Why we need to take the road to zero

It’s no coincidence that around Earth Day 2019, climate change is at the height of media attention with the Extinction Rebellion protests, climate change documentaries from David Attenborough and Swedish teenage activist Greta Thunberg bringing the issue to the forefront.

We’ve come a long way from the small group of activists such as those who formed Greenpeace in 1971. While opinion is still divided on approaches to tackle climate change, there is now a widespread understanding of the causes, ramifications and acceptance that urgent changes must be made.

Scientists are now in agreement that the global warming we’re experiencing is anthropogenic, or man-made. We know that emitting greenhouse gases (of which CO2 makes up 74%) creates a barrier around the planet absorbing solar energy and releasing back towards the Earth’s lower atmosphere. This causes a rise in the average global temperature resulting in the melting of sea ice and raising sea levels. Not to mention greatly effecting many wildlife habitats.

To avoid the temperature of our atmosphere rising by over 1.5C, it is recognised we need to become net-zero in our carbon emissions. Currently, the Intergovernmental Panel on Climate Change (IPCC) outlines that we must achieve our net-zero goal by 2050, whereas more extreme groups such as Extinction Rebellion demand this must happen in as little as 6 years. Take a look at this video to understand more about our carbon budget, the likelihood of us going over it and a better idea of the scale of the challenge we face.

Dr Marc Stettler, Director of the Transport & Environment Laboratory, Grantham Institute – at a Future of Technology Series Debate.
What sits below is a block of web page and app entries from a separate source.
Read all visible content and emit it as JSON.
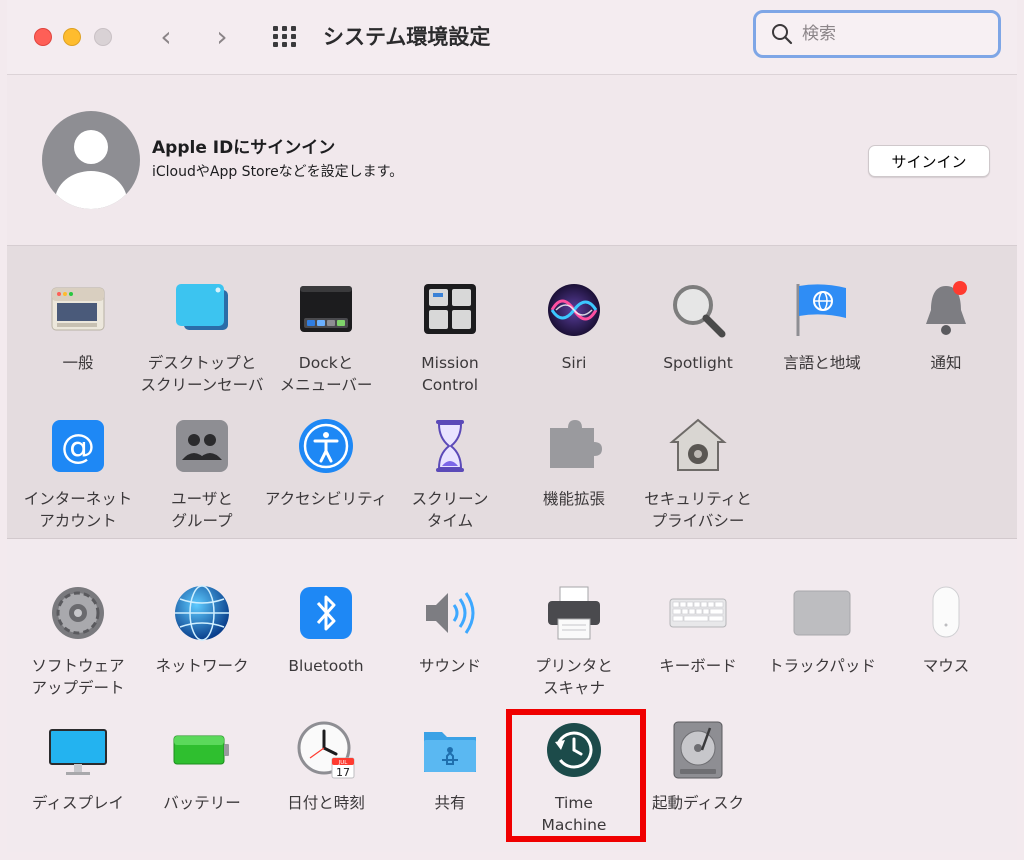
{
  "window": {
    "title": "システム環境設定"
  },
  "search": {
    "placeholder": "検索"
  },
  "apple_id": {
    "title": "Apple IDにサインイン",
    "subtitle": "iCloudやApp Storeなどを設定します。",
    "signin_label": "サインイン"
  },
  "section1": {
    "items": [
      {
        "label": "一般",
        "icon": "general-icon"
      },
      {
        "label": "デスクトップと\nスクリーンセーバ",
        "icon": "desktop-screensaver-icon"
      },
      {
        "label": "Dockと\nメニューバー",
        "icon": "dock-menubar-icon"
      },
      {
        "label": "Mission\nControl",
        "icon": "mission-control-icon"
      },
      {
        "label": "Siri",
        "icon": "siri-icon"
      },
      {
        "label": "Spotlight",
        "icon": "spotlight-icon"
      },
      {
        "label": "言語と地域",
        "icon": "language-region-icon"
      },
      {
        "label": "通知",
        "icon": "notifications-icon"
      },
      {
        "label": "インターネット\nアカウント",
        "icon": "internet-accounts-icon"
      },
      {
        "label": "ユーザと\nグループ",
        "icon": "users-groups-icon"
      },
      {
        "label": "アクセシビリティ",
        "icon": "accessibility-icon"
      },
      {
        "label": "スクリーン\nタイム",
        "icon": "screen-time-icon"
      },
      {
        "label": "機能拡張",
        "icon": "extensions-icon"
      },
      {
        "label": "セキュリティと\nプライバシー",
        "icon": "security-privacy-icon"
      }
    ]
  },
  "section2": {
    "items": [
      {
        "label": "ソフトウェア\nアップデート",
        "icon": "software-update-icon"
      },
      {
        "label": "ネットワーク",
        "icon": "network-icon"
      },
      {
        "label": "Bluetooth",
        "icon": "bluetooth-icon"
      },
      {
        "label": "サウンド",
        "icon": "sound-icon"
      },
      {
        "label": "プリンタと\nスキャナ",
        "icon": "printers-scanners-icon"
      },
      {
        "label": "キーボード",
        "icon": "keyboard-icon"
      },
      {
        "label": "トラックパッド",
        "icon": "trackpad-icon"
      },
      {
        "label": "マウス",
        "icon": "mouse-icon"
      },
      {
        "label": "ディスプレイ",
        "icon": "displays-icon"
      },
      {
        "label": "バッテリー",
        "icon": "battery-icon"
      },
      {
        "label": "日付と時刻",
        "icon": "date-time-icon"
      },
      {
        "label": "共有",
        "icon": "sharing-icon"
      },
      {
        "label": "Time\nMachine",
        "icon": "time-machine-icon"
      },
      {
        "label": "起動ディスク",
        "icon": "startup-disk-icon"
      }
    ]
  },
  "calendar_badge": {
    "month": "JUL",
    "day": "17"
  },
  "colors": {
    "highlight": "#f00000",
    "accent_blue": "#1e88f5",
    "search_focus": "#7ea6e6"
  }
}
In the UK, a number of key industries and day-to-day activities contribute to our overall annual carbon emissions. Transport is the UK’s worst culprit for emissions, responsible for around 27% of carbon which is released into our atmosphere. This is made up of automotive, domestic aviation, rail and more (2017 UK Green House Gas Figures, BEIS), which together need to be tackled to enable the UK to lower emissions and hit net-zero targets.
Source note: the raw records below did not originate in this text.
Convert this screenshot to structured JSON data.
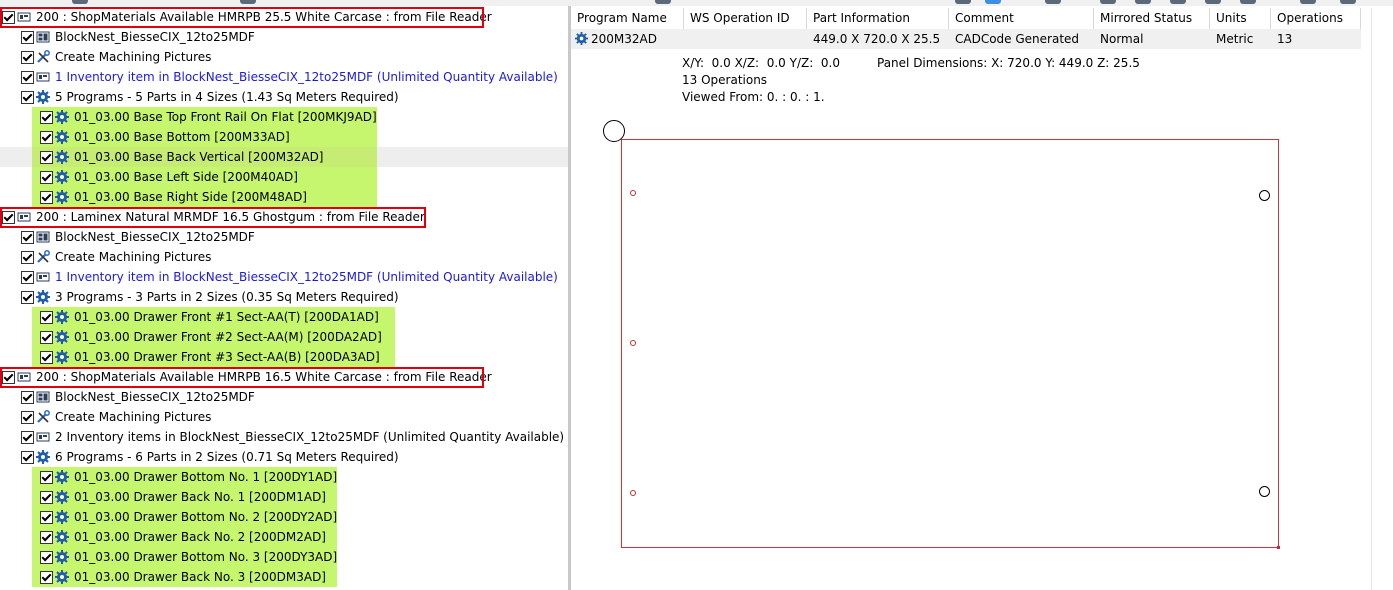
{
  "tree": {
    "groups": [
      {
        "header": "200 : ShopMaterials Available HMRPB 25.5 White Carcase : from File Reader",
        "nest": "BlockNest_BiesseCIX_12to25MDF",
        "pictures": "Create Machining Pictures",
        "inventory": "1 Inventory item in BlockNest_BiesseCIX_12to25MDF (Unlimited Quantity Available)",
        "programs": "5 Programs - 5 Parts in 4 Sizes (1.43 Sq Meters Required)",
        "parts": [
          "01_03.00 Base Top Front Rail On Flat [200MKJ9AD]",
          "01_03.00 Base Bottom [200M33AD]",
          "01_03.00 Base Back Vertical [200M32AD]",
          "01_03.00 Base Left Side [200M40AD]",
          "01_03.00 Base Right Side [200M48AD]"
        ]
      },
      {
        "header": "200 : Laminex Natural MRMDF 16.5 Ghostgum : from File Reader",
        "nest": "BlockNest_BiesseCIX_12to25MDF",
        "pictures": "Create Machining Pictures",
        "inventory": "1 Inventory item in BlockNest_BiesseCIX_12to25MDF (Unlimited Quantity Available)",
        "programs": "3 Programs - 3 Parts in 2 Sizes (0.35 Sq Meters Required)",
        "parts": [
          "01_03.00 Drawer Front #1 Sect-AA(T) [200DA1AD]",
          "01_03.00 Drawer Front #2 Sect-AA(M) [200DA2AD]",
          "01_03.00 Drawer Front #3 Sect-AA(B) [200DA3AD]"
        ]
      },
      {
        "header": "200 : ShopMaterials Available HMRPB 16.5 White Carcase : from File Reader",
        "nest": "BlockNest_BiesseCIX_12to25MDF",
        "pictures": "Create Machining Pictures",
        "inventory": "2 Inventory items in BlockNest_BiesseCIX_12to25MDF (Unlimited Quantity Available)",
        "programs": "6 Programs - 6 Parts in 2 Sizes (0.71 Sq Meters Required)",
        "parts": [
          "01_03.00 Drawer Bottom No. 1 [200DY1AD]",
          "01_03.00 Drawer Back No. 1 [200DM1AD]",
          "01_03.00 Drawer Bottom No. 2 [200DY2AD]",
          "01_03.00 Drawer Back No. 2 [200DM2AD]",
          "01_03.00 Drawer Bottom No. 3 [200DY3AD]",
          "01_03.00 Drawer Back No. 3 [200DM3AD]"
        ]
      }
    ]
  },
  "grid": {
    "columns": [
      "Program Name",
      "WS Operation ID",
      "Part Information",
      "Comment",
      "Mirrored Status",
      "Units",
      "Operations"
    ],
    "row": {
      "program": "200M32AD",
      "ws_op_id": "",
      "part_info": "449.0 X 720.0 X 25.5",
      "comment": "CADCode Generated",
      "mirrored": "Normal",
      "units": "Metric",
      "operations": "13"
    }
  },
  "info": {
    "coords": "X/Y:  0.0 X/Z:  0.0 Y/Z:  0.0",
    "dimensions": "Panel Dimensions: X: 720.0 Y: 449.0 Z: 25.5",
    "ops": "13 Operations",
    "viewed": "Viewed From: 0. : 0. : 1."
  },
  "colors": {
    "highlight": "#c6f56e",
    "selection_box": "#e0000c",
    "link_text": "#1a1adc",
    "panel_outline": "#d0343a"
  },
  "icons": {
    "header": "material-icon",
    "nest": "nest-icon",
    "pictures": "tools-icon",
    "inventory": "inventory-icon",
    "programs": "gear-icon",
    "part": "gear-icon"
  }
}
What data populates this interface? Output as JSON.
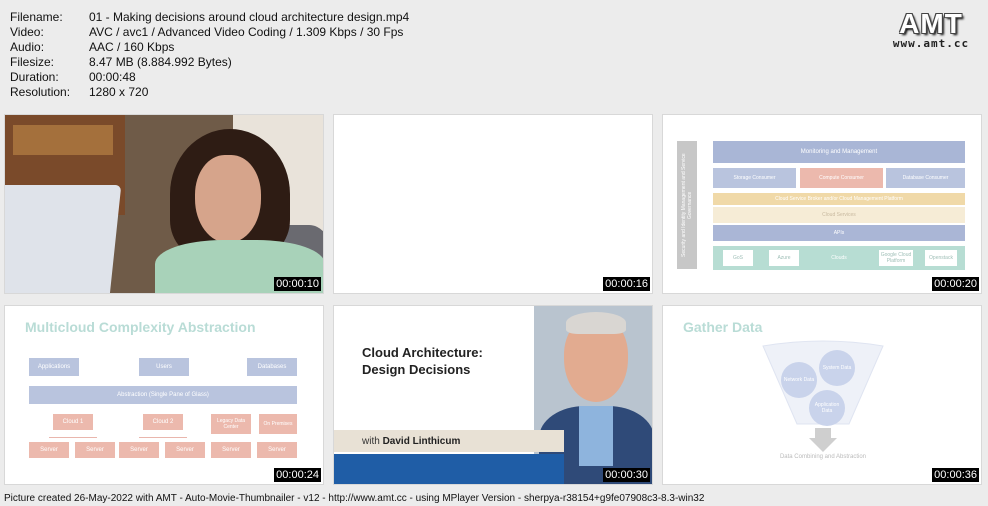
{
  "meta": {
    "rows": [
      {
        "key": "Filename:",
        "value": "01 - Making decisions around cloud architecture design.mp4"
      },
      {
        "key": "Video:",
        "value": "AVC / avc1 / Advanced Video Coding / 1.309 Kbps / 30 Fps"
      },
      {
        "key": "Audio:",
        "value": "AAC / 160 Kbps"
      },
      {
        "key": "Filesize:",
        "value": "8.47 MB (8.884.992 Bytes)"
      },
      {
        "key": "Duration:",
        "value": "00:00:48"
      },
      {
        "key": "Resolution:",
        "value": "1280 x 720"
      }
    ]
  },
  "logo": {
    "main": "AMT",
    "url": "www.amt.cc"
  },
  "thumbs": [
    {
      "time": "00:00:10"
    },
    {
      "time": "00:00:16"
    },
    {
      "time": "00:00:20"
    },
    {
      "time": "00:00:24"
    },
    {
      "time": "00:00:30"
    },
    {
      "time": "00:00:36"
    }
  ],
  "slide3": {
    "monitoring": "Monitoring and Management",
    "storage": "Storage Consumer",
    "compute": "Compute Consumer",
    "database": "Database Consumer",
    "broker": "Cloud Service Broker and/or Cloud Management Platform",
    "services": "Cloud Services",
    "apis": "APIs",
    "clouds": "Clouds",
    "side": "Security and Identity Management and Service Governance",
    "c1": "GoS",
    "c2": "Azure",
    "c3": "Google Cloud Platform",
    "c4": "Openstack"
  },
  "slide4": {
    "title": "Multicloud Complexity Abstraction",
    "applications": "Applications",
    "users": "Users",
    "databases": "Databases",
    "abstraction": "Abstraction (Single Pane of Glass)",
    "cloud1": "Cloud 1",
    "cloud2": "Cloud 2",
    "legacy": "Legacy Data Center",
    "onprem": "On Premises",
    "server": "Server"
  },
  "slide5": {
    "title_line1": "Cloud Architecture:",
    "title_line2": "Design Decisions",
    "with": "with",
    "author": "David Linthicum"
  },
  "slide6": {
    "title": "Gather Data",
    "network": "Network Data",
    "system": "System Data",
    "application": "Application Data",
    "caption": "Data Combining and Abstraction"
  },
  "footer": "Picture created 26-May-2022 with AMT - Auto-Movie-Thumbnailer - v12 - http://www.amt.cc - using MPlayer Version - sherpya-r38154+g9fe07908c3-8.3-win32"
}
Over our initial 10 year life-span at the APC, we have the goal to save 50 million tonnes of CO2 emissions from the automotive industry. To do this, we are investing in automotive technologies that can help us lower emissions and ultimately protect our environment. With our support, organisations are trying to find the technology solutions that can provide the answer to a zero-carbon future in the automotive industry, as well as improving the efficiency of the technology that is essential as we transition towards this.